It strikes me too how pressured and anxious making the twenties are. It feels like a never-ending rat race of both trying to figure out just who you are, while broadcasting the successes, but never the lows, on social media. In the last few months, I’ve found myself hungry for authenticity and realness amongst my peers. To feel less alone in feeling like I’ve not got it together. As a self-confessed communicator, the need to express myself and to connect is innate, but lately I’ve felt like I’ve been speaking into a vacuum. Being open is something I value in myself, but these days I feel like it’s a slight on my character to be so open about growing uncomfortable with the mask of perfection. The mask wears heavy.

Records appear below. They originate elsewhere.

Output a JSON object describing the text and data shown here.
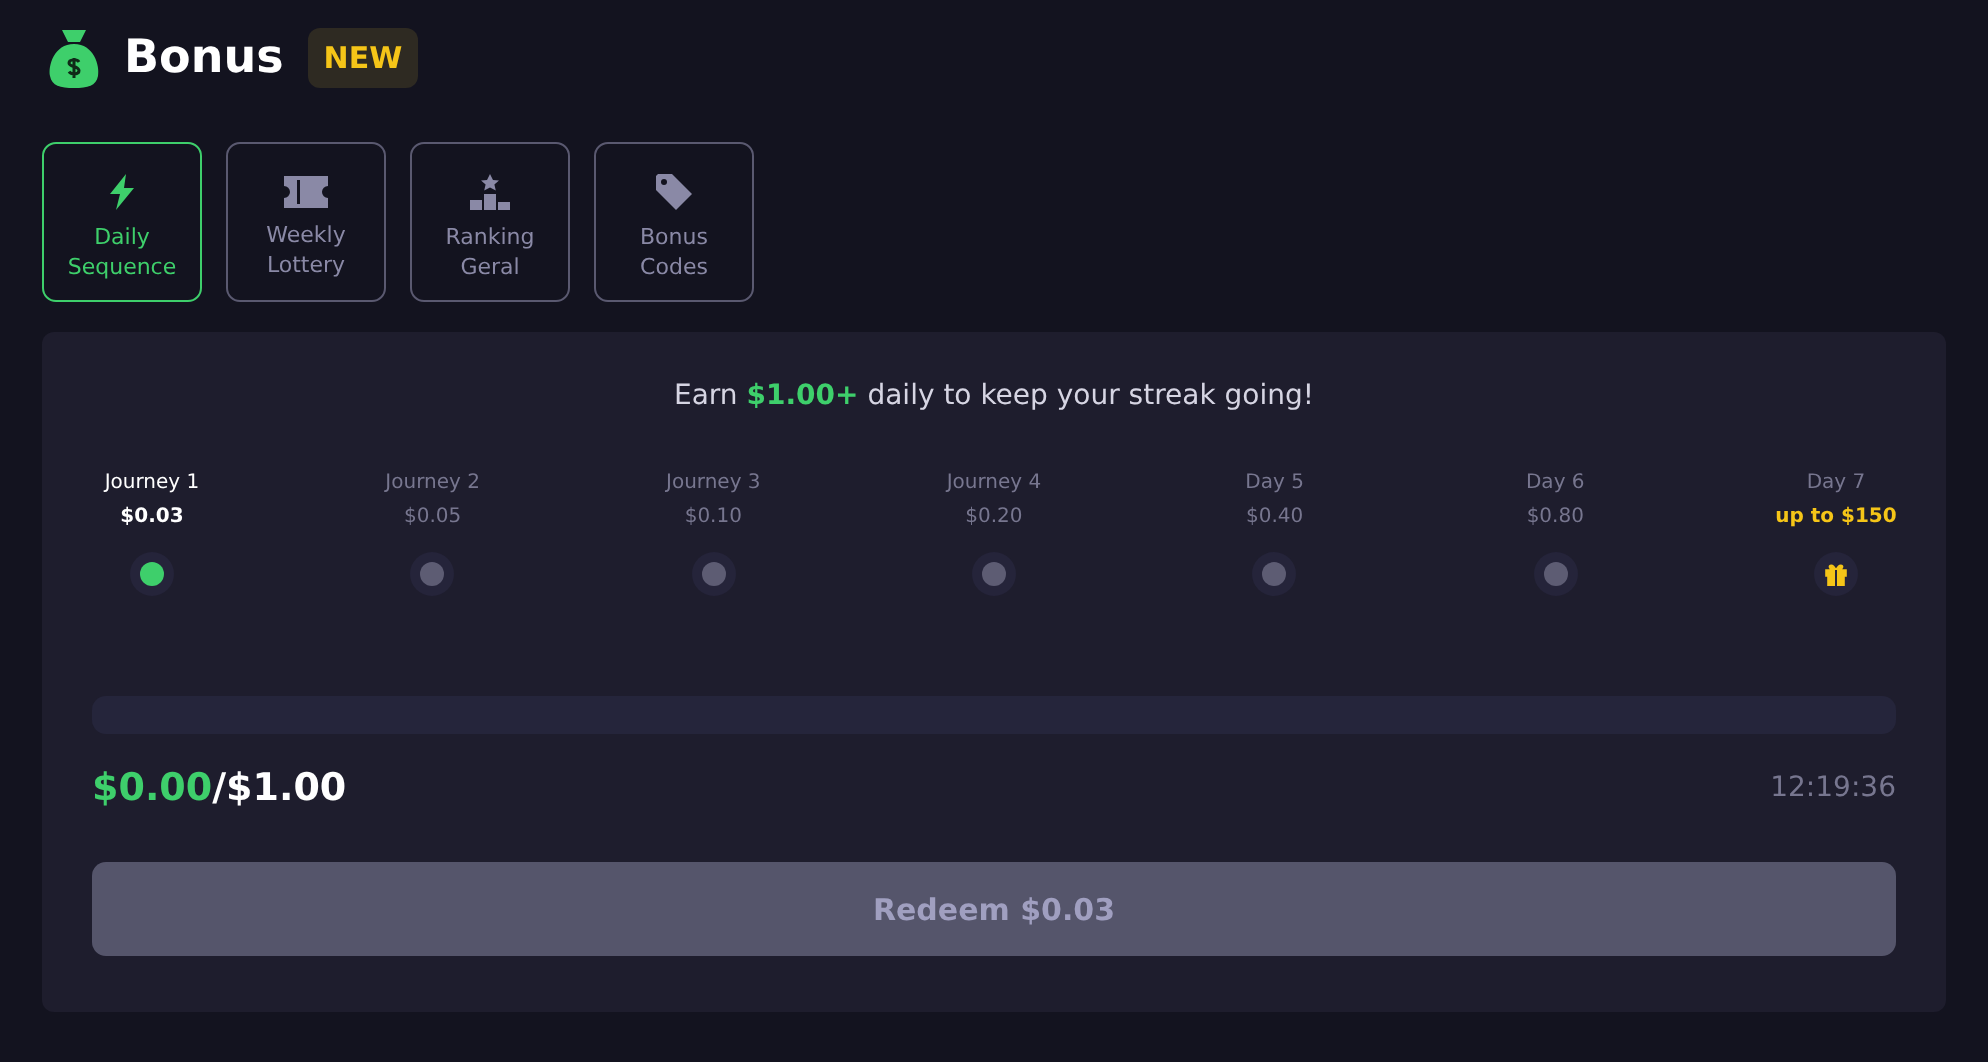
{
  "header": {
    "title": "Bonus",
    "badge": "NEW"
  },
  "tabs": [
    {
      "label": "Daily Sequence",
      "selected": true
    },
    {
      "label": "Weekly Lottery",
      "selected": false
    },
    {
      "label": "Ranking Geral",
      "selected": false
    },
    {
      "label": "Bonus Codes",
      "selected": false
    }
  ],
  "streak": {
    "headline": "Earn **$1.00+** daily to keep your streak going!",
    "steps": [
      {
        "label": "Journey 1",
        "amount": "$0.03",
        "kind": "done"
      },
      {
        "label": "Journey 2",
        "amount": "$0.05",
        "kind": "pending"
      },
      {
        "label": "Journey 3",
        "amount": "$0.10",
        "kind": "pending"
      },
      {
        "label": "Journey 4",
        "amount": "$0.20",
        "kind": "pending"
      },
      {
        "label": "Day 5",
        "amount": "$0.40",
        "kind": "pending"
      },
      {
        "label": "Day 6",
        "amount": "$0.80",
        "kind": "pending"
      },
      {
        "label": "Day 7",
        "amount": "up to $150",
        "kind": "gift"
      }
    ],
    "progress": {
      "level": 0,
      "earned": "$0.00",
      "goal": "/$1.00",
      "timer": "12:19:36"
    },
    "redeem_button": {
      "label": "Redeem $0.03",
      "disabled": true
    }
  }
}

And so I come back to this blog, not to demonstrate the highs, but to be grounded once again. I’ve spent some time really thinking about what it is that I want to say here because despite my frustration with social media and the blogging world, writing is what brings me joy and I can’t let it go. In this space, I want to celebrate realness, flaws, scars, joy, laughter and life. Life in its rawness. Here I want to share the words that are on my heart, and the sights before my eyes, however big or small. To be the online space that I’ve been looking for all of these months because I know I’m not alone in feeling a little lost and daunted by life.
So here’s to being a little more raw, with less expectation of perfection. Instead let’s accept that perfection does not come in moments captured with just the right filter, and is not dependent on the amount of likes. Instead, for me, it comes in the form of sunshine spilling across my garden, even if it’s just for an hour. Or in the joy of finally learning to ride a bike at twenty-seven, and celebrating the bike rides where I don’t fall off into a pile of brambles. It’s even in the moments when I’m curled up on my couch, with my cats and Matt, watching the rain pour as I sigh about the dreadful British weather.
Here’s to living more of these moments offline.